Rush – Ice is being harvested from the Wyalusing Creek. ALSO Misses Frankie Davis, Mabel Hillis, Ethel Bunnell and Christie Curran, teachers in the high school at Rush, attended the Susquehanna County Teachers’ Association, at Hallstead.
Lakeview – The farmers who send their milk to Susquehanna are being asked to keep it at home about once a week, to help out on the surplus. It gives us a chance to make a little butter, and no excuse for using “oleo.”
Forest City – Hymen Joseph was in New York during the week, buying spring goods for Joseph’s Bazaar. ALSO Reese & Sredenschek, the new owners of the McLaughlin pond, are cutting ice of good quality. It is about a foot thick. The firm intends to handle ice during the season. ALSO The score of the basketball game between Forest City and St. John’s, of Pittston, was 22 to 4 with Forest City on top. High scorers were Watkins and McLaughlin, with 12 each.
Uniondale – The Burdick school has been opened after being closed for two weeks owing to the illness of the teacher, Mr. Russell, who had the measles. He is giving good satisfaction as a teacher. ALSO T. E. Carpenter has sold $40 worth of eggs from 16 pullets and an old hen since Nov. 17, 1920. And yet some people will say that egg farming will not pay.
Great Bend – It seems good to hear the old tannery whistle once more as it has resumed work again.
Dimock – Basketball was played at the community building, Friday evening, by a team from Hallstead and one of the Dimock teams. The visiting team was defeated, the score standing 38-19, in favor of Dimock. The Dimock high school girls also put on a game the same evening.
Thompson – The borough’s new electric light plant is now in operation. The shareholders are enjoying the new lights. Poles are being set and preparations made to light the streets. There will soon be no need for anyone to walk in darkness.
Jackson – Mrs. Fred Sheldon died at her home in the township, January 17. Interment in North Jackson cemetery, Crosier & Gelatt in charge. She leaves a husband and eight children to mourn her loss.
Bridgewater Twp. – There will be a clothes pin social at the Tyler school house, Friday evening, Jan. 28, for the benefit of the Montrose library. Ladies please bring cake, sandwiches and two clothes pins dressed alike. Everybody welcome.
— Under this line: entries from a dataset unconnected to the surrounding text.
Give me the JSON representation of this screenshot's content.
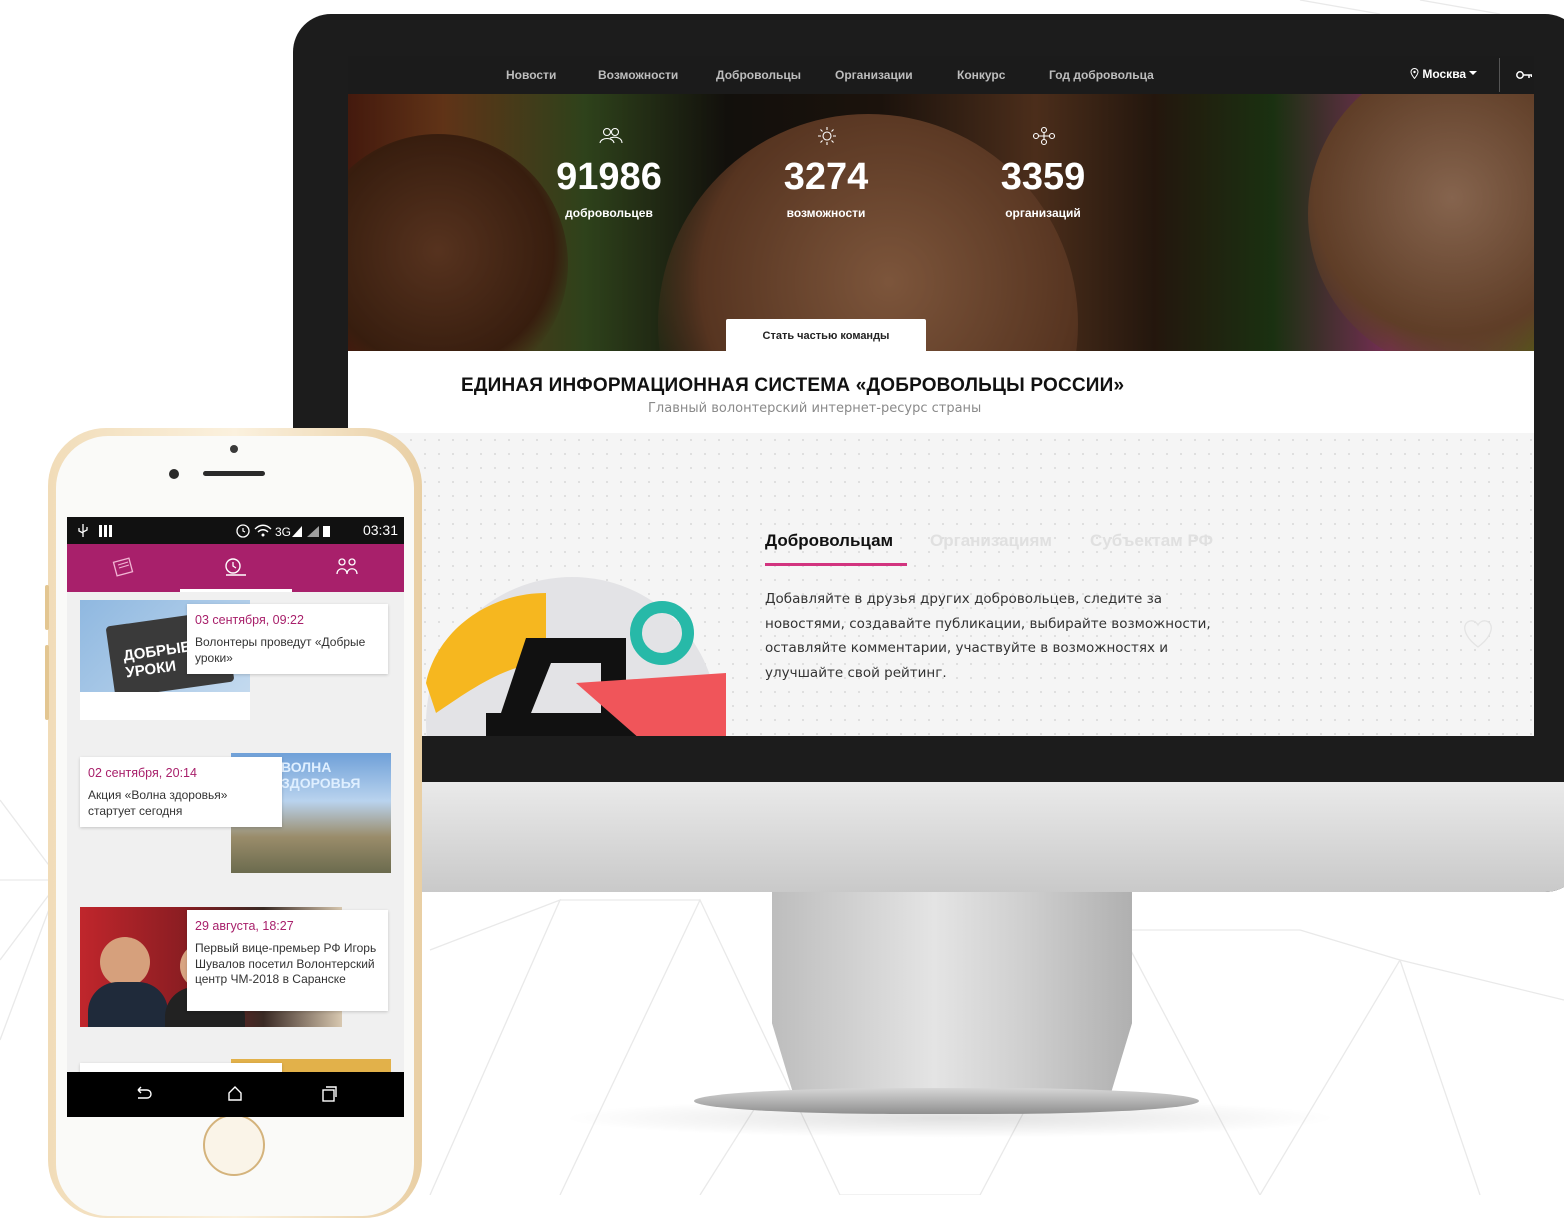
{
  "desktop": {
    "nav": {
      "items": [
        "Новости",
        "Возможности",
        "Добровольцы",
        "Организации",
        "Конкурс",
        "Год добровольца"
      ],
      "city": "Москва",
      "icons": [
        "location-pin-icon",
        "key-icon"
      ]
    },
    "hero": {
      "stats": [
        {
          "value": "91986",
          "label": "добровольцев",
          "icon": "people-icon"
        },
        {
          "value": "3274",
          "label": "возможности",
          "icon": "sun-icon"
        },
        {
          "value": "3359",
          "label": "организаций",
          "icon": "network-icon"
        }
      ],
      "cta": "Стать частью команды"
    },
    "title": "ЕДИНАЯ ИНФОРМАЦИОННАЯ СИСТЕМА «ДОБРОВОЛЬЦЫ РОССИИ»",
    "subtitle": "Главный волонтерский интернет-ресурс страны",
    "tabs": [
      {
        "label": "Добровольцам",
        "active": true
      },
      {
        "label": "Организациям",
        "active": false
      },
      {
        "label": "Субъектам РФ",
        "active": false
      }
    ],
    "description": "Добавляйте в друзья других добровольцев, следите за новостями, создавайте публикации, выбирайте возможности, оставляйте комментарии, участвуйте в возможностях и улучшайте свой рейтинг.",
    "accent_color": "#d2347f"
  },
  "phone": {
    "status": {
      "network": "3G",
      "time": "03:31"
    },
    "tabs": [
      "news-icon",
      "opportunities-icon",
      "people-icon"
    ],
    "accent_color": "#a8206b",
    "news": [
      {
        "date": "03 сентября, 09:22",
        "text": "Волонтеры проведут «Добрые уроки»",
        "image_text": "ДОБРЫЕ УРОКИ"
      },
      {
        "date": "02 сентября, 20:14",
        "text": "Акция «Волна здоровья» стартует сегодня",
        "image_text": "ВОЛНА ЗДОРОВЬЯ"
      },
      {
        "date": "29 августа, 18:27",
        "text": "Первый вице-премьер РФ Игорь Шувалов посетил Волонтерский центр ЧМ-2018 в Саранске",
        "image_text": ""
      }
    ],
    "navbar": [
      "back-icon",
      "home-icon",
      "recents-icon"
    ]
  }
}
Brooklyn – C. F. Richards, a veteran of the Civil War, while 76 years of age, does not look it, but admits he feels somewhat of a patriarch when he stops to recall that of around 100 men who left Montrose, with light hearts to join the army of the Potomac in January, 1862, he can remember but one survivor, T. L. Ainey, of South Montrose. Mr. Richards was 18 years old when he enlisted and that the members of his family were very patriotic is shown by the fact that a brother of 16 years, below the age limit, and his father, who was 48, three years above the age limit, managed, conveniently, forgetting the date of their first birthday, to join the army.
Susquehanna – Another big “lay-off” of men in the local shops was posted last Saturday, when over three hundred men were notified their services would not be needed after Jan. 27. About ten days ago, 160 men were laid off and another big reduction is reported as coming within a few days. The men have no idea when they will be recalled; the length of the lay-off depends upon business conditions. ALSO The Tri-Boro silk mill resumed work after a shut down since last fall, owing to the unsettled conditions of the silk market.
News Brief: A new use has been found for the electric flat iron. Attached to the light socket in a garage, it serves as an ideal means of warming the carburetor of the car on cold mornings and making a quick start possible. The only one who objects to its use is Mrs. Housewife, who avers that it soon destroys the smooth surface of the bottom of the iron. That’s a trifle, however, when compared to getting a stubborn car started.
Compiled By: Betty Smith